(Originally posted on our parent company’s website – Mérieux NutriSciences)
As you might have heard, the Food and Drug Administration (FDA) in the U.S. is working to reduce exposure to environmental contaminants in food and beverage products. The Closer to Zero campaign focuses on baby and young children’s food products, and the four main contaminants are arsenic, cadmium, lead, and mercury. These four contaminants, also called heavy metals or toxic elements, are found naturally. Exposure to higher levels can cause health risks, especially in younger children as their immune systems are not yet fully developed.
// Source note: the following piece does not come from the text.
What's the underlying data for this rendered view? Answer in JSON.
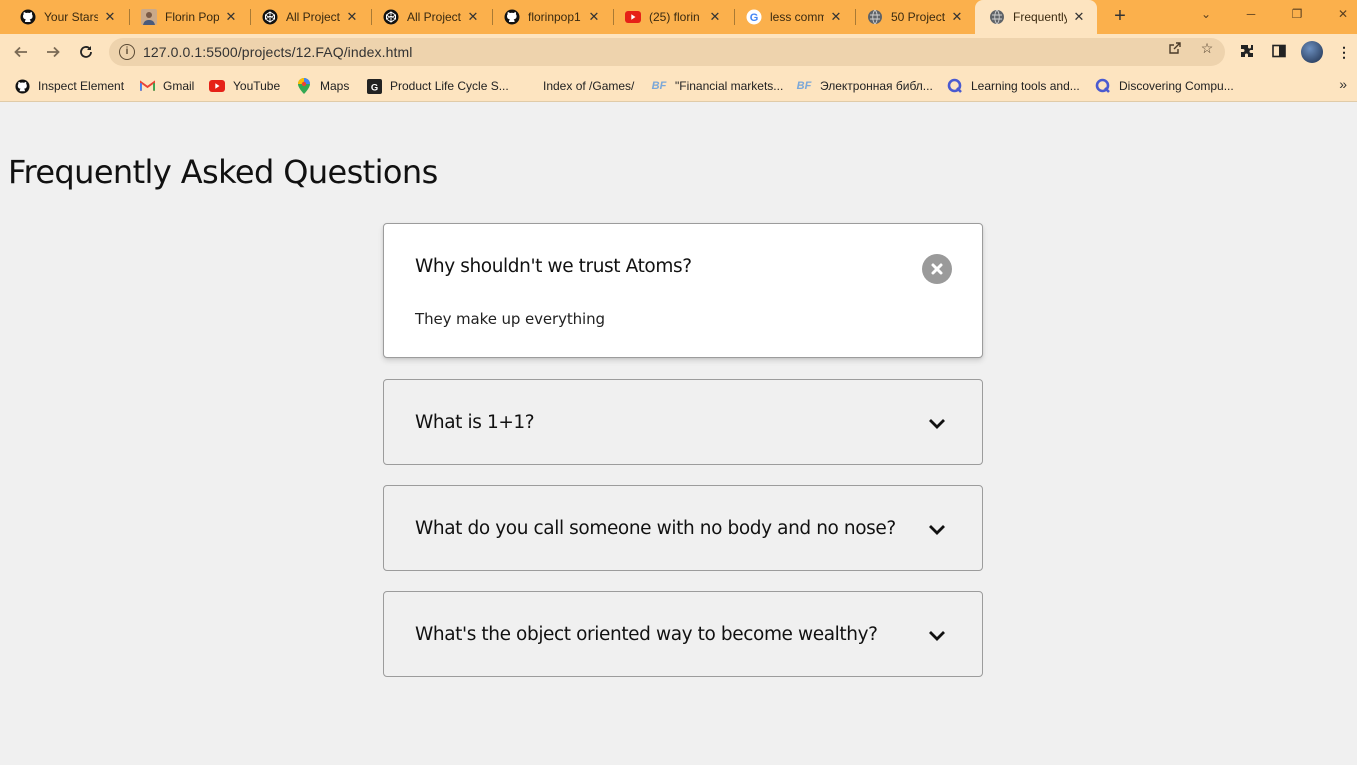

This initiative is going to evaluate the common foods eaten by infants and young children, such as dairy-based infant formula, soy-based infant formula, meat-based baby foods, and vegetable-based baby foods. In addition, the agency will also look into heavy metals exposure in fruits and cereals. After an intense scientific study, as well as consultation with stakeholders, the FDA will implement action levels. These action levels are what the FDA considers achievable by industry to minimize the presence of heavy metals. Upon finalizing these action levels, a timeframe will be established for assessment of the industry in meeting these standards.
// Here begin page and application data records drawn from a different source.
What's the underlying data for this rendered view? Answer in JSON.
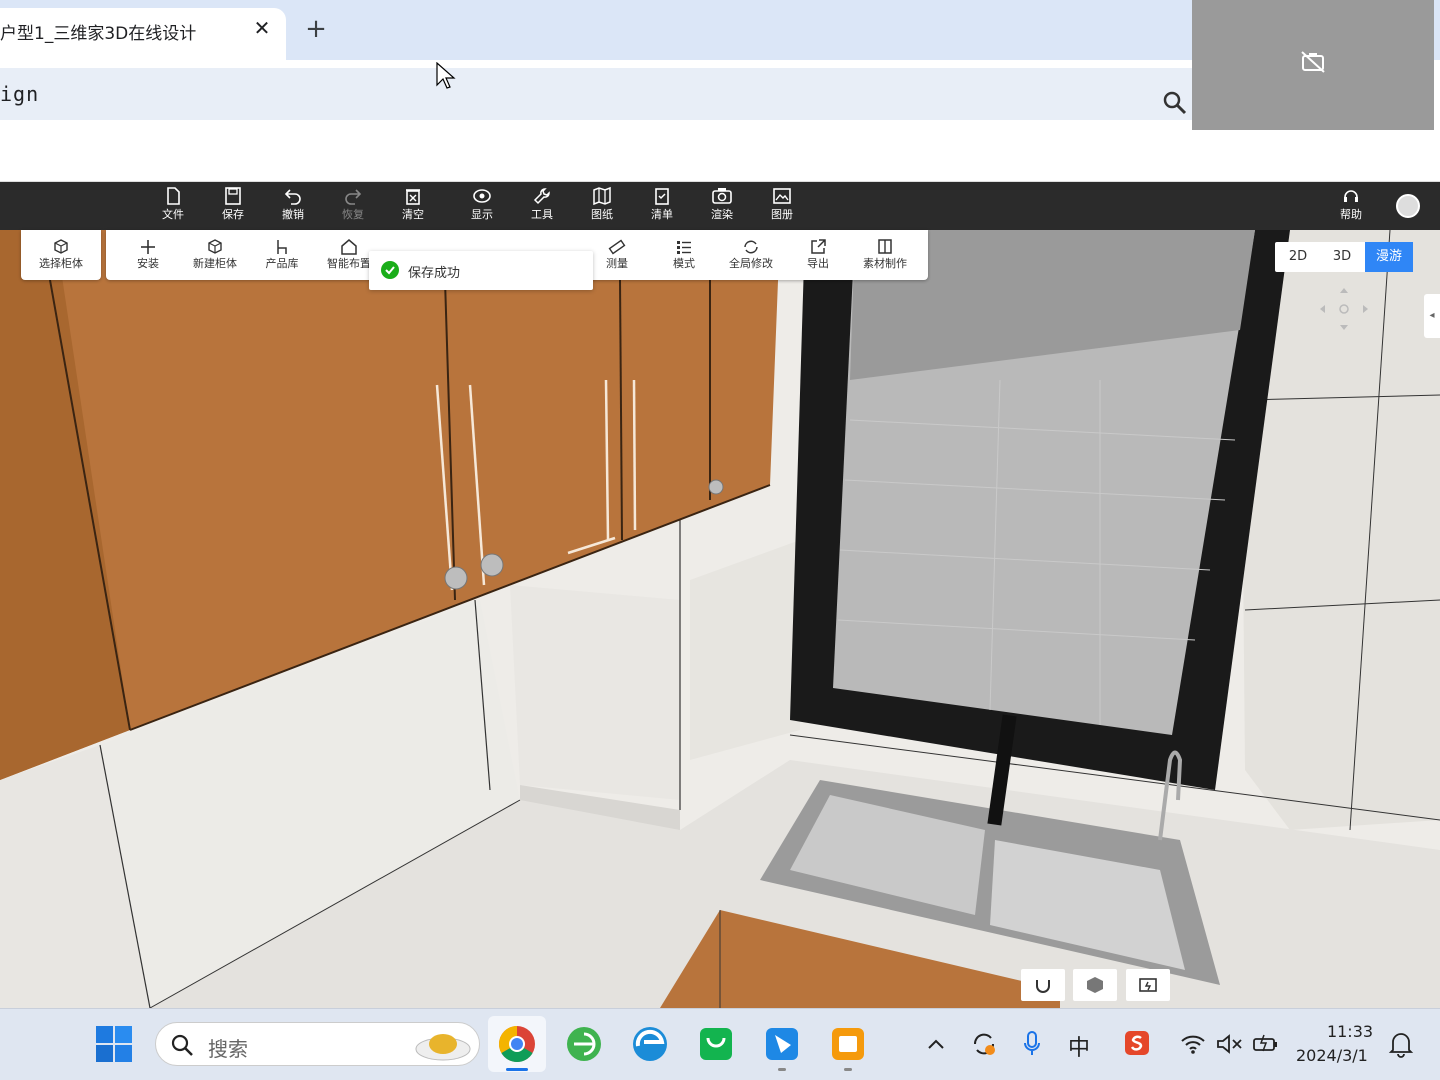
{
  "browser": {
    "tab_title": "户型1_三维家3D在线设计",
    "tab_close": "✕",
    "new_tab": "+",
    "address_text": "ign"
  },
  "toolbar": {
    "items": [
      {
        "label": "文件",
        "icon": "file-icon"
      },
      {
        "label": "保存",
        "icon": "save-icon"
      },
      {
        "label": "撤销",
        "icon": "undo-icon"
      },
      {
        "label": "恢复",
        "icon": "redo-icon"
      },
      {
        "label": "清空",
        "icon": "clear-icon"
      },
      {
        "label": "显示",
        "icon": "eye-icon"
      },
      {
        "label": "工具",
        "icon": "wrench-icon"
      },
      {
        "label": "图纸",
        "icon": "map-icon"
      },
      {
        "label": "清单",
        "icon": "clipboard-icon"
      },
      {
        "label": "渲染",
        "icon": "camera-icon"
      },
      {
        "label": "图册",
        "icon": "album-icon"
      }
    ],
    "help_label": "帮助"
  },
  "subtoolbar": {
    "select_cabinet": "选择柜体",
    "items": [
      "安装",
      "新建柜体",
      "产品库",
      "智能布置",
      "测量",
      "模式",
      "全局修改",
      "导出",
      "素材制作"
    ]
  },
  "toast": {
    "message": "保存成功"
  },
  "viewmode": {
    "two_d": "2D",
    "three_d": "3D",
    "roam": "漫游",
    "active": "漫游"
  },
  "taskbar": {
    "search_placeholder": "搜索",
    "ime": "中",
    "time": "11:33",
    "date": "2024/3/1"
  },
  "colors": {
    "toolbar_bg": "#2b2b2b",
    "accent": "#2f86f6",
    "toast_success": "#1aad19",
    "wood": "#b8743c"
  }
}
The first Draft Guidance of this initiative was released in late January 2023 and is centered around lead levels. The final version will not be worked on until later this year. The tentative action levels for lead in the following foods are:
- 10 parts per billion (ppb) for fruits, vegetables (excluding single-ingredient root vegetables), mixtures (including grain and meat-based mixtures), yogurts, custards/puddings, and single-ingredient meats
- 20 ppb for root vegetables (single ingredient)
- 20 ppb for dry infant cereals
While we await the official Draft Guidances for arsenic, cadmium, and mercury, the forthcoming action levels have been known for some time, thus Mérieux NutriSciences has already implemented an update to meet these guidelines. Using Inductively Coupled Plasma Mass Spectrometry (ICP-MS) testing, our chemists have successfully lowered our detection limits for the four heavy metals.
|10 ppb||1 ppb||5 ppb||2 ppb|
Detection limits for the ICP-MS testing method for heavy metals.
Although the initial reason for updating our internal methodology was to meet the coming Closer to Zero action levels, our method capability can cover nearly all food and beverage products, with some restrictions on a matrix-to-matrix basis.
Contact Merieux NutriSciences today for any questions relating to the Closer to Zero campaign or how we can help you!Clinical Research, health, nutrition, studies